While the effort attracted substantial support from Republican lawmakers, Saudi critics in both houses of Congress failed to muster the two-thirds super-majority required to override a veto by a US President.
Last week, Trump vetoed a handful of resolutions passed in bipartisan fashion last month by both chambers of Congress that prohibited weapons transfers to Saudi Arabia, the United Arab Emirates (UAE) and other countries in Europe, due to concerns the munitions were being used to kill civilians in Yemen.
A UN human rights report released last year attributed most of the 16,000 civilian deaths in Yemen to Saudi-led coalition airstrikes on targets such as hospitals, schools, and open-air markets. The report noted that all parties to the conflict are likely responsible for war crimes.
The Saudi-led coalition has been carrying out airstrikes against the Houthis in Yemen at the request of President Abd Rabbuh Mansur Hadi since 2015.

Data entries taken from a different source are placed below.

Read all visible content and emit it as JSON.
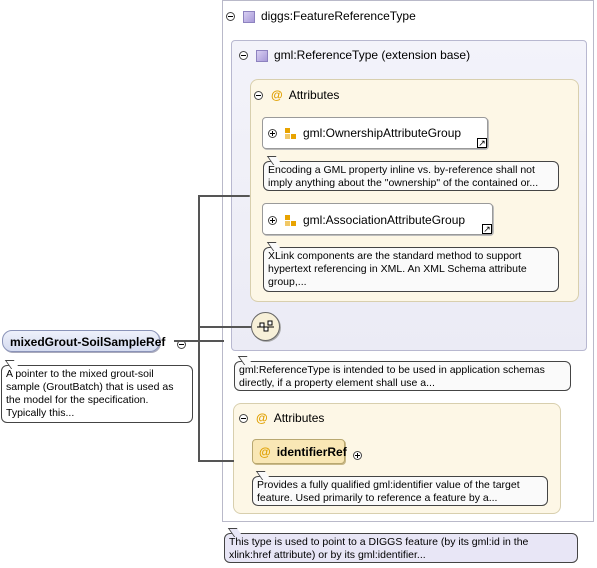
{
  "root": {
    "label": "mixedGrout-SoilSampleRef",
    "doc": "A pointer to the mixed grout-soil sample (GroutBatch) that is used as the model for the specification. Typically this..."
  },
  "type": {
    "label": "diggs:FeatureReferenceType",
    "doc": "This type is used to point to a DIGGS feature (by its gml:id in the xlink:href attribute) or by its gml:identifier..."
  },
  "base": {
    "label": "gml:ReferenceType (extension base)",
    "doc": "gml:ReferenceType is intended to be used in application schemas directly, if a property element shall use a..."
  },
  "inner_attributes": {
    "label": "Attributes",
    "groups": [
      {
        "label": "gml:OwnershipAttributeGroup",
        "doc": "Encoding a GML property inline vs. by-reference shall not imply anything about the \"ownership\" of the contained or..."
      },
      {
        "label": "gml:AssociationAttributeGroup",
        "doc": "XLink components are the standard method to support hypertext referencing in XML. An XML Schema attribute group,..."
      }
    ]
  },
  "outer_attributes": {
    "label": "Attributes",
    "attr": {
      "label": "identifierRef",
      "doc": "Provides a fully qualified gml:identifier value of the target feature. Used primarily to reference a feature by a..."
    }
  },
  "icons": {
    "collapse": "minus-circle-icon",
    "expand": "plus-circle-icon",
    "complex_type": "purple-square-icon",
    "attribute": "at-sign-icon",
    "group": "attribute-group-icon",
    "reference": "reference-arrow-icon",
    "sequence": "sequence-compositor-icon"
  },
  "colors": {
    "attribute_box": "#fdf7e6",
    "type_box": "#ebebf5",
    "attribute_icon": "#e0a000"
  }
}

The intense fighting has resulted in one of the world's most acute humanitarian crises, with about 22 million people in Yemen - the poorest nation in the Middle East - currently in need of assistance, according to UN figures.
Many Capitol Hill lawmakers have pointed out that the US decision to authorize military aid to the Saudi-led coalition is illegal, given a ban against providing military assistance to states with poor human rights records.